Call it the Burning Man of the Midwest: a temporary city built around artistic expression. Only this one takes place in the suburbs of Minneapolis in the middle of winter.
Minnesota is known for its 10,000 lakes. When the lakes freeze for the winter, the state is known for its ice fishing and its ice shanties — little homemade fishing shacks full of heaters, radios and bottles of schnapps.
A majestic building still dominates the skyline of Rochester, N.Y., the word "Kodak" shining brightly from the top. It's the legacy of George Eastman — the founder of the Eastman Kodak Co. — a company that helped Rochester thrive and gave it the nickname "Kodak Town."
In 1976, Kodak sold 90 percent of the film around the world. The company basically invented digital photography, but it couldn't figure out how to make the transition from film quickly enough to out-compete its Asian rivals. Of the 20 best-selling digital cameras in the U.S., not a single one is from Kodak.
Just a few years ago, America's auto industry was on the verge of collapse. When President Obama took office, he had to decide whether to bail out General Motors or let it die. He chose to send them a lifeline, to the tune of $50 billion.

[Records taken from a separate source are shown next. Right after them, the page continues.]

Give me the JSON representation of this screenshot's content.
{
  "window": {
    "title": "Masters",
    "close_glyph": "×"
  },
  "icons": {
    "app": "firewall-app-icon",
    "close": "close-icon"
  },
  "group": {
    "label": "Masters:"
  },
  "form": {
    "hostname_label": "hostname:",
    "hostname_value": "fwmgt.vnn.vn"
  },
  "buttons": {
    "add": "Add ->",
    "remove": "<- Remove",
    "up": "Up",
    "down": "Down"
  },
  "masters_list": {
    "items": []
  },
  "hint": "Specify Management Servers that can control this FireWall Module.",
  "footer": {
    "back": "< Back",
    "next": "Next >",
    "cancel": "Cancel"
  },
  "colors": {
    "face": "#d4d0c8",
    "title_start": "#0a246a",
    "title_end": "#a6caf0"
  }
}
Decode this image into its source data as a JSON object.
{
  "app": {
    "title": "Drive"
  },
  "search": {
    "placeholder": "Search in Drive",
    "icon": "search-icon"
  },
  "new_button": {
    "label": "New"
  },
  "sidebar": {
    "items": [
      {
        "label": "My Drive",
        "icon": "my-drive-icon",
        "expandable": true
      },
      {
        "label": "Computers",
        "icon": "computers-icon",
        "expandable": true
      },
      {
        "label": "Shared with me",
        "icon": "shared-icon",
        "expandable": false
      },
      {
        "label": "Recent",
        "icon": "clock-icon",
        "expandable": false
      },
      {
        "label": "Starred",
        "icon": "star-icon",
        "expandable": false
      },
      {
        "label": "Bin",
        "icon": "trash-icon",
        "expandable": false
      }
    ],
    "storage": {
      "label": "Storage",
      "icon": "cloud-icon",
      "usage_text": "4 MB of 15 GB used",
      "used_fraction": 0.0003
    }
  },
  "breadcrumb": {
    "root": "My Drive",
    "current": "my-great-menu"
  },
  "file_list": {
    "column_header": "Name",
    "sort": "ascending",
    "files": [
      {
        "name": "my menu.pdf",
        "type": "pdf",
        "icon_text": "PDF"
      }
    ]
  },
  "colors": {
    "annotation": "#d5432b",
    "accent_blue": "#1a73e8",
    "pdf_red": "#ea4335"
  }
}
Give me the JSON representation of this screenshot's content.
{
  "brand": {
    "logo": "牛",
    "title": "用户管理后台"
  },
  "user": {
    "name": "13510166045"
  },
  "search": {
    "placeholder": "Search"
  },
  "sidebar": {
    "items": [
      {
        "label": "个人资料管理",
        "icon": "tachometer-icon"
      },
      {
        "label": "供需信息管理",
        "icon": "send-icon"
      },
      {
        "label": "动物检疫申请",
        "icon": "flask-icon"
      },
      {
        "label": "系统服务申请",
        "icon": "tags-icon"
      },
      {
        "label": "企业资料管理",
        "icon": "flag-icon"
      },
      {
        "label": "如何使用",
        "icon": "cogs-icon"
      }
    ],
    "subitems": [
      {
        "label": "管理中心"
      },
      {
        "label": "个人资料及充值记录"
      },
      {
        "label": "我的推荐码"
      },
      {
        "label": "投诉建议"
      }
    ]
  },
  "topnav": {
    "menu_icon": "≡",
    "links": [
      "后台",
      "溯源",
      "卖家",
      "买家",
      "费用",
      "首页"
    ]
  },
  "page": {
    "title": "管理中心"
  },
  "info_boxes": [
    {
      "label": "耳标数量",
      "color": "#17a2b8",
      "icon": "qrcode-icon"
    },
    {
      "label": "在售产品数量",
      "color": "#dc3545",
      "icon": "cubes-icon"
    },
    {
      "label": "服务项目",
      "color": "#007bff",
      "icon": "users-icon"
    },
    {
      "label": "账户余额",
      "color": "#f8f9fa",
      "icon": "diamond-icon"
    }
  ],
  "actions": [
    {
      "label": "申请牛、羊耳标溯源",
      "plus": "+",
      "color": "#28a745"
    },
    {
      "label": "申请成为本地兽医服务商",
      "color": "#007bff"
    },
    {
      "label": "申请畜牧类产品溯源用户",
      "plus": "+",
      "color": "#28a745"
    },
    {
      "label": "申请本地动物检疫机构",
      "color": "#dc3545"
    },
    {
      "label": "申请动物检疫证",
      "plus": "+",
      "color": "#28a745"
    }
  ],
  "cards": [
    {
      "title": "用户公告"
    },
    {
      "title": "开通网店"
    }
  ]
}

In this week's State of the Union speech, President Obama said that decision paid off.
"Today, General Motors is back on top as the world's No. 1 automaker," Obama said.
One morning many years ago, a little boy in Brooklyn named Peter woke up to an amazing sight: fresh snow.
Peter is the hero of the classic children's book by Ezra Jack Keats, The Snowy Day, which turns 50 this year. Peter has a red snowsuit, a stick just right for knocking snow off of trees, and a snowball in his pocket. And, though this is never mentioned in the text, Peter is African-American.
Some in the conservative establishment have been issuing rebukes of Newt Gingrich recently, some even comparing his politics to Bill Clinton's. Weekends on All Things Considered host Guy Raz speaks with James Fallows of The Atlantic about that story and others from the past week.
Fresh Air Weekend highlights some of the best interviews and reviews from past weeks, and new program elements specially paced for weekends. Our weekend show emphasizes interviews with writers, filmmakers, actors, and musicians, and often includes excerpts from live in-studio concerts. This week:
Originally published on Sat January 28, 2012 12:12 pm
The Delboeuf illusion makes one dot appear larger than the other. But they're the same size. Your brain is misled by comparing the dots to the surrounding circles.
Credit Washiucho / Wikimedia Commons
Think you know how to avoid overeating? Think again.
Research suggests that choices, like how much to eat during a meal, are often made subconsciously. Trouble is, our brains are hard-wired to mislead us in lots of little ways, which can have a big impact on our diets.
Take the Delboeuf effect, an optical illusion first documented in 1865. It starts with two dots of equal size. But surround one dot with a large circle and the other dot with a small one, and suddenly the second dot looks bigger.
Stickers at a Nevada polling place on Election Day 2010.
Credit Max Whittaker / Getty Images
The argument over whether voters should have to present photo identification at the polls usually splits along party lines. Republicans who favor the requirement say it prevents ballot fraud. Democrats and election rights groups who oppose it say it is meant to suppress turnout.
And people of all political stripes wonder what all the fuss is about.
After his second-place finish in the South Carolina primary, Mitt Romney arrived in Florida armed with money and organization. He's used both to stop Newt Gingrich's momentum. With three days until the primary, polls give Romney a solid lead over Gingrich in Florida.
Florida is a big state, but Romney and Gingrich's paths have crossed often this week. There were the two debates, and in Miami on Friday, Romney, like Gingrich, spoke to the Hispanic Leadership Network.